In my teenage years, I became obsessed with hip hop. That was when I was introduced to Nas, Tupac, Lauryn Hill, Foxy Brown, and Jay-Z. I started rapping, and that’s when I became a poet. One day in college, I walked into a poetry slam. That just seemed like home for me. And I found myself in a creative writing workshop as an elective. And so, you twin in the workshop experience with me hitting up an open mic, I’m learning the craft components for the first time in my life, and then I’m working with the stage. And there’s just a great tandem.
I really resist the ways in which we compartmentalize art and oftentimes that’s due to how we can commodify the art, right? You can’t tell me Nas isn’t a poet, Nas is a damn poet! If you sit down and read his rhymes, he’s a poet! I think if we thought more about the ways in which our work connects to other genres, if we allowed all creative work to intersect more, I think we’d be better off.
It’s really easy and convenient for me to forget how important music’s been to the trajectory of my writing career. I was warned that academia will make you run from that part of your identity. That’s something I reject and resist. When it comes to writing, I know I’m still a rapper at heart.
Biblical references and themes interplay fluently within non-religious, quotidian, and, at times, illicit topics in your poems. How does religion influence your work?
My grandfather on my mom’s side was Muslim, Nation of Islam. He opened the first and oldest mosque in Milwaukee and was friends with Malcolm X and Muhammad Ali. My father’s side of the family were Baptists. Growing up, I might be in the church one week, and then the mosque the next.
My work grapples with the duality of being fascinated by my grandfather, who was very loyal, committed, and a humble servant of Allah, and by my father, who was committed to the night, you know what I’m saying. That duality of me finding wonder and value and curiosity in both; it could switch on the hour. One hour, I want to be just like my grandad and the next hour it’s like, no, I want to go to the bars and be like my dad. So, you find that conflict in my work where I want to be spiritual, but I also want to be with the lay people, with the secular blues community, and just doing what blues people do.
One last question. As you are this year’s judge for the Kay Murphy Prize in Poetry, what makes a poem stand out to you? What do you find in the poetry you love?
I’m drawn to work that’s sure of itself, with a clear, authentic voice created by the writer. I like juxtaposition, and I’m often drawn to how we can juxtapose very serious conversations with play. I believe a lot in play, that we can take on very serious things and also add levity to those conversations, because I think life should be joyful at the end of the day.

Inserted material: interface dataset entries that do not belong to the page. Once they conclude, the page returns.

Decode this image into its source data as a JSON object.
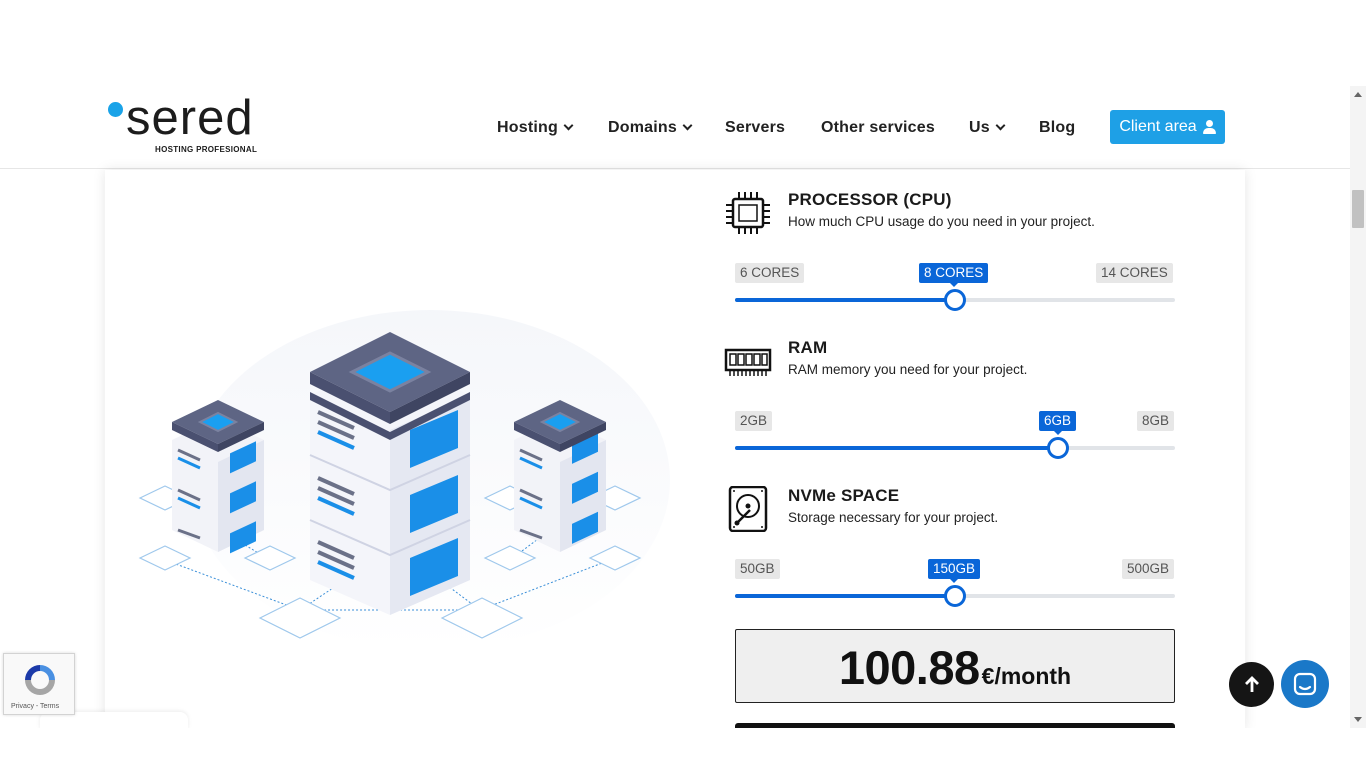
{
  "brand": {
    "name": "sered",
    "tagline": "HOSTING PROFESIONAL",
    "accent": "#1aa3e8"
  },
  "nav": {
    "items": [
      {
        "label": "Hosting",
        "dropdown": true
      },
      {
        "label": "Domains",
        "dropdown": true
      },
      {
        "label": "Servers",
        "dropdown": false
      },
      {
        "label": "Other services",
        "dropdown": false
      },
      {
        "label": "Us",
        "dropdown": true
      },
      {
        "label": "Blog",
        "dropdown": false
      }
    ],
    "client_area": "Client area"
  },
  "config": {
    "cpu": {
      "title": "PROCESSOR (CPU)",
      "desc": "How much CPU usage do you need in your project.",
      "min": "6 CORES",
      "value": "8 CORES",
      "max": "14 CORES",
      "fraction": 0.5
    },
    "ram": {
      "title": "RAM",
      "desc": "RAM memory you need for your project.",
      "min": "2GB",
      "value": "6GB",
      "max": "8GB",
      "fraction": 0.733
    },
    "storage": {
      "title": "NVMe SPACE",
      "desc": "Storage necessary for your project.",
      "min": "50GB",
      "value": "150GB",
      "max": "500GB",
      "fraction": 0.5
    }
  },
  "price": {
    "amount": "100.88",
    "unit": "€/month"
  },
  "recaptcha": {
    "label": "Privacy - Terms"
  },
  "colors": {
    "slider": "#0a66d8",
    "button": "#1ea0e6",
    "chat": "#1a78c8"
  }
}
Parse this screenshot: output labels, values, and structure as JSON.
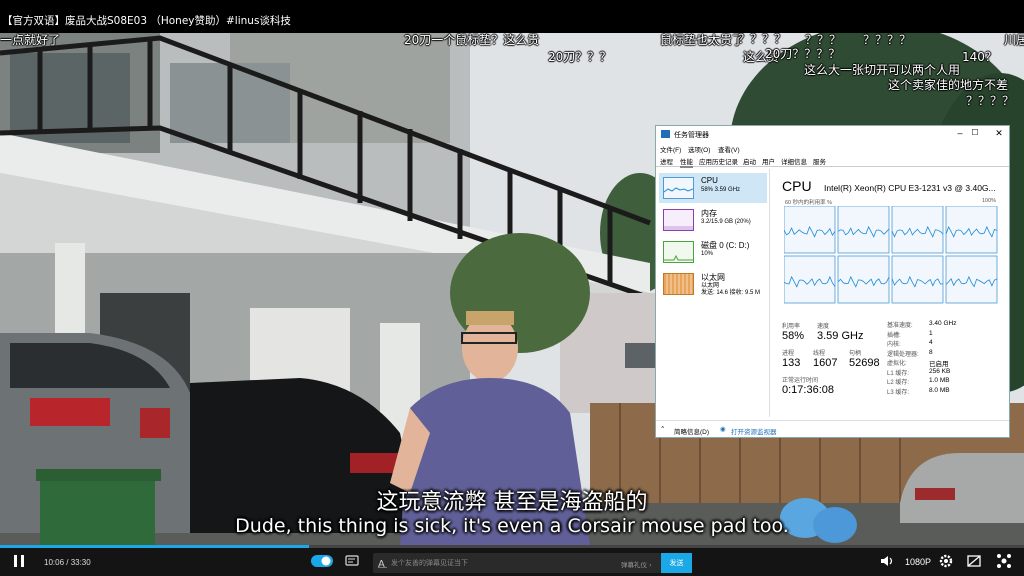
{
  "player": {
    "title": "【官方双语】废品大战S08E03 （Honey赞助）#linus谈科技",
    "time": "10:06 / 33:30",
    "progress": 0.302,
    "danmaku_placeholder": "发个友善的弹幕见证当下",
    "danmaku_etiquette": "弹幕礼仪 ›",
    "send_label": "发送",
    "quality": "1080P",
    "accent_color": "#1aa8e6"
  },
  "danmaku": [
    "一点就好了",
    "20刀一个鼠标垫？这么贵",
    "鼠标垫也太贵了",
    "？？？",
    "川居",
    "20刀？？？",
    "这么贵",
    "140？",
    "？？？？",
    "？？？？",
    "20刀？？？？",
    "这么大一张切开可以两个人用",
    "这个卖家佳的地方不差",
    "？？？？"
  ],
  "subtitles": {
    "cn": "这玩意流弊  甚至是海盗船的",
    "en": "Dude, this thing is sick, it's even a Corsair mouse pad too."
  },
  "task_manager": {
    "title": "任务管理器",
    "menu": [
      "文件(F)",
      "选项(O)",
      "查看(V)"
    ],
    "tabs": [
      "进程",
      "性能",
      "应用历史记录",
      "启动",
      "用户",
      "详细信息",
      "服务"
    ],
    "active_tab": "性能",
    "resources": [
      {
        "name": "CPU",
        "detail": "58% 3.59 GHz",
        "detail2": ""
      },
      {
        "name": "内存",
        "detail": "3.2/15.9 GB (20%)",
        "detail2": ""
      },
      {
        "name": "磁盘 0 (C: D:)",
        "detail": "10%",
        "detail2": ""
      },
      {
        "name": "以太网",
        "detail": "以太网",
        "detail2": "发送: 14.6  接收: 9.5 M"
      }
    ],
    "cpu_heading": "CPU",
    "cpu_model": "Intel(R) Xeon(R) CPU E3-1231 v3 @ 3.40G...",
    "graph_caption": "60 秒内的利用率 %",
    "graph_max": "100%",
    "stats": {
      "utilization_label": "利用率",
      "utilization": "58%",
      "speed_label": "速度",
      "speed": "3.59 GHz",
      "processes_label": "进程",
      "processes": "133",
      "threads_label": "线程",
      "threads": "1607",
      "handles_label": "句柄",
      "handles": "52698",
      "uptime_label": "正常运行时间",
      "uptime": "0:17:36:08"
    },
    "specs": [
      {
        "label": "基准速度:",
        "value": "3.40 GHz"
      },
      {
        "label": "插槽:",
        "value": "1"
      },
      {
        "label": "内核:",
        "value": "4"
      },
      {
        "label": "逻辑处理器:",
        "value": "8"
      },
      {
        "label": "虚拟化:",
        "value": "已启用"
      },
      {
        "label": "L1 缓存:",
        "value": "256 KB"
      },
      {
        "label": "L2 缓存:",
        "value": "1.0 MB"
      },
      {
        "label": "L3 缓存:",
        "value": "8.0 MB"
      }
    ],
    "fewer_details": "简略信息(D)",
    "open_monitor": "打开资源监视器",
    "cpu_graph_color": "#1e8ad6"
  }
}
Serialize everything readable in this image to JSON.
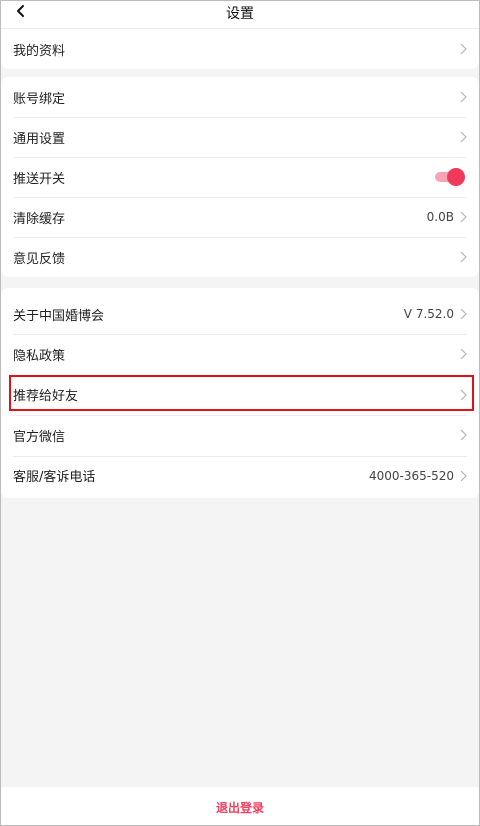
{
  "header": {
    "title": "设置"
  },
  "group1": [
    {
      "label": "我的资料"
    }
  ],
  "group2": [
    {
      "label": "账号绑定"
    },
    {
      "label": "通用设置"
    },
    {
      "label": "推送开关",
      "toggle_on": true
    },
    {
      "label": "清除缓存",
      "value": "0.0B"
    },
    {
      "label": "意见反馈"
    }
  ],
  "group3": [
    {
      "label": "关于中国婚博会",
      "value": "V 7.52.0"
    },
    {
      "label": "隐私政策"
    },
    {
      "label": "推荐给好友",
      "highlighted": true
    },
    {
      "label": "官方微信"
    },
    {
      "label": "客服/客诉电话",
      "value": "4000-365-520"
    }
  ],
  "logout": {
    "label": "退出登录"
  },
  "colors": {
    "accent": "#f13a5b",
    "highlight_border": "#e0101c"
  }
}
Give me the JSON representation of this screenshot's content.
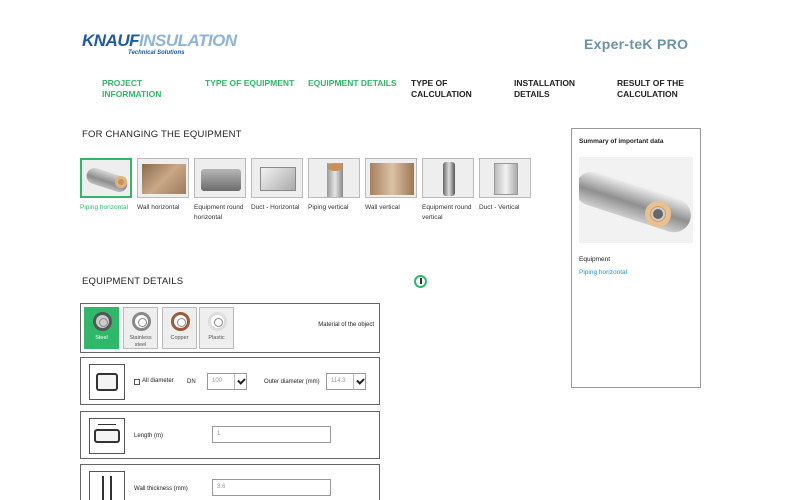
{
  "header": {
    "logo_brand_part1": "KNAUF",
    "logo_brand_part2": "INSULATION",
    "logo_tagline": "Technical Solutions",
    "app_title": "Exper-teK PRO"
  },
  "steps": [
    {
      "label": "PROJECT INFORMATION",
      "state": "done"
    },
    {
      "label": "TYPE OF EQUIPMENT",
      "state": "done"
    },
    {
      "label": "EQUIPMENT DETAILS",
      "state": "done"
    },
    {
      "label": "TYPE OF CALCULATION",
      "state": "todo"
    },
    {
      "label": "INSTALLATION DETAILS",
      "state": "todo"
    },
    {
      "label": "RESULT OF THE CALCULATION",
      "state": "todo"
    }
  ],
  "change_equipment": {
    "title": "FOR CHANGING THE EQUIPMENT",
    "items": [
      {
        "label": "Piping horizontal",
        "selected": true,
        "icon": "pipe-horizontal"
      },
      {
        "label": "Wall horizontal",
        "selected": false,
        "icon": "wall-horizontal"
      },
      {
        "label": "Equipment round horizontal",
        "selected": false,
        "icon": "equipment-round-horizontal"
      },
      {
        "label": "Duct - Horizontal",
        "selected": false,
        "icon": "duct-horizontal"
      },
      {
        "label": "Piping vertical",
        "selected": false,
        "icon": "pipe-vertical"
      },
      {
        "label": "Wall vertical",
        "selected": false,
        "icon": "wall-vertical"
      },
      {
        "label": "Equipment round vertical",
        "selected": false,
        "icon": "equipment-round-vertical"
      },
      {
        "label": "Duct - Vertical",
        "selected": false,
        "icon": "duct-vertical"
      }
    ]
  },
  "summary": {
    "title": "Summary of important data",
    "equipment_label": "Equipment",
    "equipment_value": "Piping horizontal"
  },
  "equipment_details": {
    "title": "EQUIPMENT DETAILS",
    "materials": [
      {
        "label": "Steel",
        "selected": true
      },
      {
        "label": "Stainless steel",
        "selected": false
      },
      {
        "label": "Copper",
        "selected": false
      },
      {
        "label": "Plastic",
        "selected": false
      }
    ],
    "material_caption": "Material of the object",
    "diameter": {
      "all_diameter_label": "All diameter",
      "dn_label": "DN",
      "dn_value": "100",
      "outer_label": "Outer diameter (mm)",
      "outer_value": "114.3"
    },
    "length": {
      "label": "Length (m)",
      "value": "1"
    },
    "wall_thickness": {
      "label": "Wall thickness (mm)",
      "value": "3.6"
    }
  },
  "colors": {
    "accent_green": "#2fb86a",
    "brand_blue": "#1d5aa8",
    "title_blue_gray": "#6a93a8",
    "link_blue": "#2a8fd6"
  }
}
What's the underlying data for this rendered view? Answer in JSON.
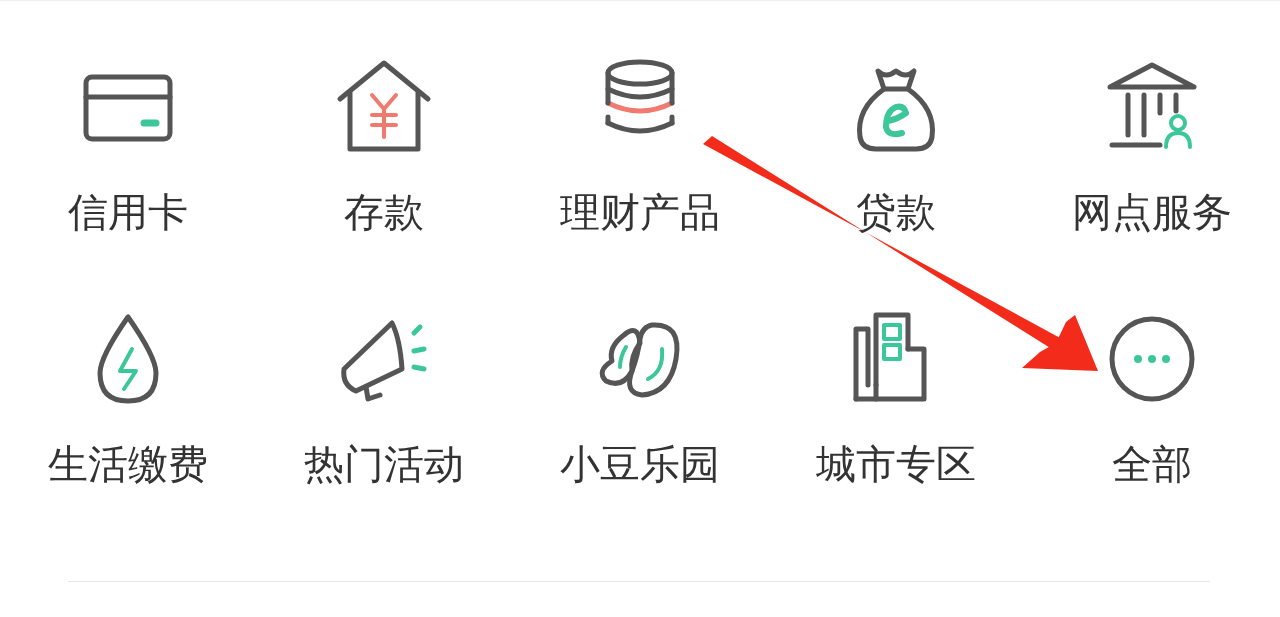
{
  "menu_grid": [
    {
      "label": "信用卡",
      "kind": "card"
    },
    {
      "label": "存款",
      "kind": "deposit"
    },
    {
      "label": "理财产品",
      "kind": "coins"
    },
    {
      "label": "贷款",
      "kind": "moneybag"
    },
    {
      "label": "网点服务",
      "kind": "bank"
    },
    {
      "label": "生活缴费",
      "kind": "drop"
    },
    {
      "label": "热门活动",
      "kind": "megaphone"
    },
    {
      "label": "小豆乐园",
      "kind": "beans"
    },
    {
      "label": "城市专区",
      "kind": "city"
    },
    {
      "label": "全部",
      "kind": "more"
    }
  ]
}
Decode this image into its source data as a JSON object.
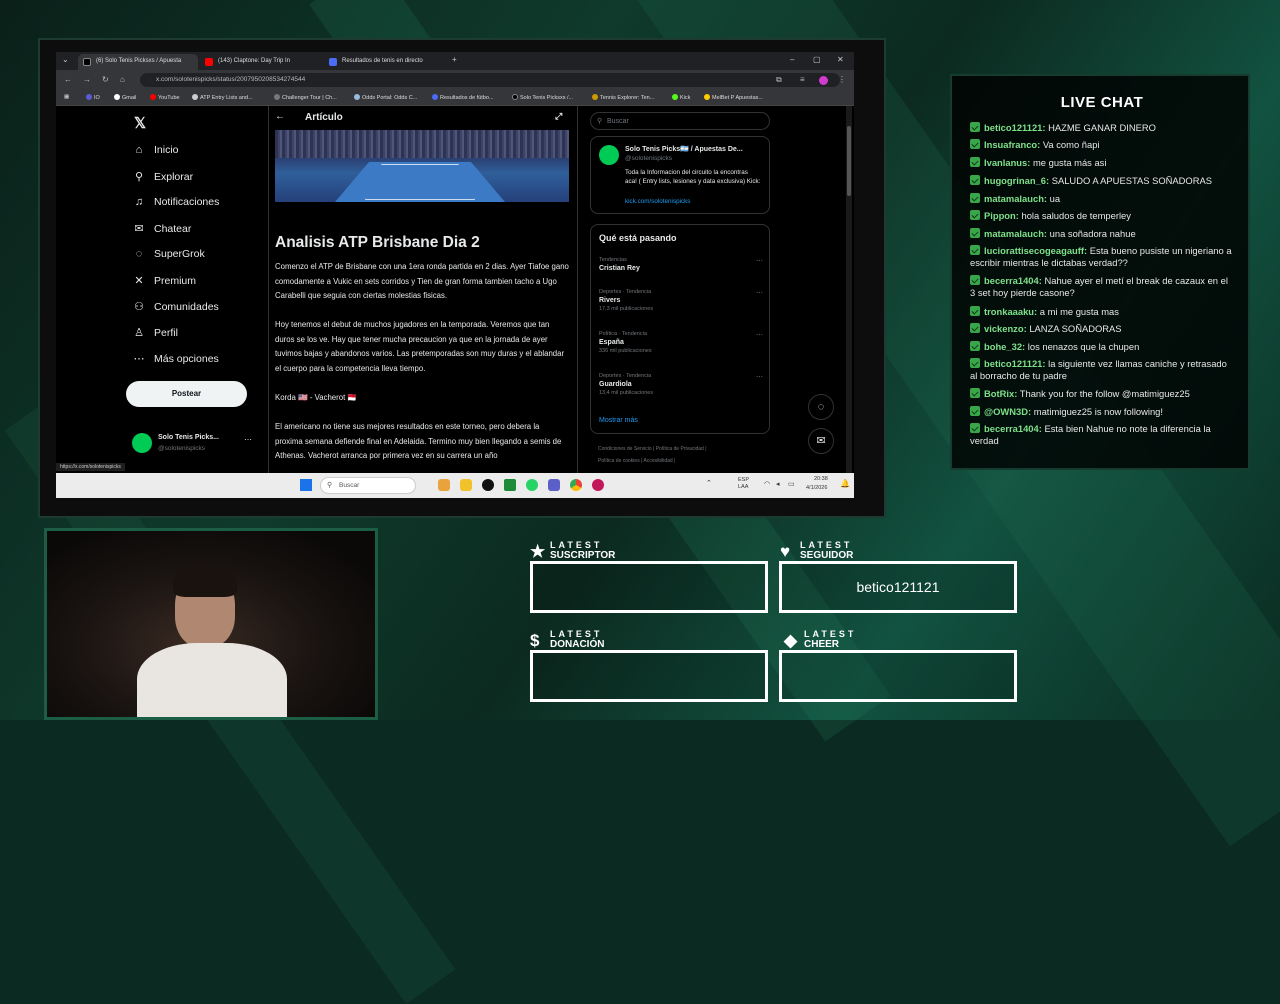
{
  "browser": {
    "tabs": [
      {
        "label": "(6) Solo Tenis Picksxs / Apuesta",
        "color": "#e7e9ea"
      },
      {
        "label": "(143) Claptone: Day Trip In",
        "color": "#ff0000"
      },
      {
        "label": "Resultados de tenis en directo",
        "color": "#4a6cf7"
      }
    ],
    "new_tab": "+",
    "url": "x.com/solotenispicks/status/2007950208534274544",
    "bookmarks": [
      "IO",
      "Gmail",
      "YouTube",
      "ATP Entry Lists and...",
      "Challenger Tour | Ch...",
      "Odds Portal: Odds C...",
      "Resultados de fútbo...",
      "Solo Tenis Picksxs /...",
      "Tennis Explorer: Ten...",
      "Kick",
      "MelBet P Apuestas..."
    ],
    "status_url": "https://x.com/solotenispicks"
  },
  "x_nav": {
    "items": [
      {
        "label": "Inicio",
        "icon": "home-icon",
        "glyph": "⌂"
      },
      {
        "label": "Explorar",
        "icon": "search-icon",
        "glyph": "⚲"
      },
      {
        "label": "Notificaciones",
        "icon": "bell-icon",
        "glyph": "🔔"
      },
      {
        "label": "Chatear",
        "icon": "mail-icon",
        "glyph": "✉"
      },
      {
        "label": "SuperGrok",
        "icon": "grok-icon",
        "glyph": "◌"
      },
      {
        "label": "Premium",
        "icon": "x-premium-icon",
        "glyph": "𝕏"
      },
      {
        "label": "Comunidades",
        "icon": "people-icon",
        "glyph": "👥"
      },
      {
        "label": "Perfil",
        "icon": "person-icon",
        "glyph": "👤"
      },
      {
        "label": "Más opciones",
        "icon": "more-icon",
        "glyph": "⋯"
      }
    ],
    "post_button": "Postear",
    "profile_name": "Solo Tenis Picks...",
    "profile_handle": "@solotenispicks"
  },
  "article": {
    "header": "Artículo",
    "title": "Analisis ATP Brisbane Dia 2",
    "p1": "Comenzo el ATP de Brisbane con una 1era ronda partida en 2 dias. Ayer Tiafoe gano comodamente a Vukic en sets corridos y Tien de gran forma tambien tacho a Ugo Carabelli que seguia con ciertas molestias fisicas.",
    "p2": "Hoy tenemos el debut de muchos jugadores en la temporada. Veremos que tan duros se los ve. Hay que tener mucha precaucion ya que en la jornada de ayer tuvimos bajas y abandonos varios. Las pretemporadas son muy duras y el ablandar el cuerpo para la competencia lleva tiempo.",
    "p3": "Korda 🇺🇸 - Vacherot 🇲🇨",
    "p4": "El americano no tiene sus mejores resultados en este torneo, pero debera la proxima semana defiende final en Adelaida. Termino muy bien llegando a semis de Athenas. Vacherot arranca por primera vez en su carrera un año"
  },
  "sidebar": {
    "search_placeholder": "Buscar",
    "profile_name": "Solo Tenis Picks🇦🇷 / Apuestas De...",
    "profile_handle": "@solotenispicks",
    "bio": "Toda la Informacion del circuito la encontras aca! ( Entry lists, lesiones y data exclusiva) Kick:",
    "bio_link": "kick.com/solotenispicks",
    "trends_title": "Qué está pasando",
    "trends": [
      {
        "category": "Tendencias",
        "name": "Cristian Rey",
        "count": ""
      },
      {
        "category": "Deportes · Tendencia",
        "name": "Rivers",
        "count": "17,3 mil publicaciones"
      },
      {
        "category": "Política · Tendencia",
        "name": "España",
        "count": "336 mil publicaciones"
      },
      {
        "category": "Deportes · Tendencia",
        "name": "Guardiola",
        "count": "13,4 mil publicaciones"
      }
    ],
    "show_more": "Mostrar más",
    "footer1": "Condiciones de Servicio  |  Política de Privacidad  |",
    "footer2": "Política de cookies  |  Accesibilidad  |"
  },
  "taskbar": {
    "search": "Buscar",
    "lang": "ESP\nLAA",
    "time": "20:38",
    "date": "4/1/2026"
  },
  "chat": {
    "title": "LIVE CHAT",
    "messages": [
      {
        "user": "betico121121:",
        "text": " HAZME GANAR DINERO"
      },
      {
        "user": "Insuafranco:",
        "text": " Va como ñapi"
      },
      {
        "user": "Ivanlanus:",
        "text": " me gusta más asi"
      },
      {
        "user": "hugogrinan_6:",
        "text": " SALUDO A APUESTAS SOÑADORAS"
      },
      {
        "user": "matamalauch:",
        "text": " ua"
      },
      {
        "user": "Pippon:",
        "text": " hola saludos de temperley"
      },
      {
        "user": "matamalauch:",
        "text": " una soñadora nahue"
      },
      {
        "user": "luciorattisecogeagauff:",
        "text": " Esta bueno pusiste un nigeriano a escribir mientras le dictabas verdad??"
      },
      {
        "user": "becerra1404:",
        "text": " Nahue ayer el metí el break de cazaux en el 3 set hoy pierde casone?"
      },
      {
        "user": "tronkaaaku:",
        "text": " a mi me gusta mas"
      },
      {
        "user": "vickenzo:",
        "text": " LANZA SOÑADORAS"
      },
      {
        "user": "bohe_32:",
        "text": " los nenazos que la chupen"
      },
      {
        "user": "betico121121:",
        "text": " la siguiente vez llamas caniche y retrasado al borracho de tu padre"
      },
      {
        "user": "BotRix:",
        "text": " Thank you for the follow @matimiguez25"
      },
      {
        "user": "@OWN3D:",
        "text": " matimiguez25 is now following!"
      },
      {
        "user": "becerra1404:",
        "text": " Esta bien Nahue no note la diferencia la verdad"
      }
    ]
  },
  "alerts": {
    "suscriptor": {
      "small": "LATEST",
      "big": "SUSCRIPTOR",
      "value": ""
    },
    "seguidor": {
      "small": "LATEST",
      "big": "SEGUIDOR",
      "value": "betico121121"
    },
    "donacion": {
      "small": "LATEST",
      "big": "DONACIÓN",
      "value": ""
    },
    "cheer": {
      "small": "LATEST",
      "big": "CHEER",
      "value": ""
    }
  }
}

I’m also drawn to work that subverts my expectations. Frost said “no tears in the writer, no tears in the reader.” And I also believe he said “no surprise in the writer, and no surprise in the reader.” I look for work where the writer surprises me, possibly through surprising themselves.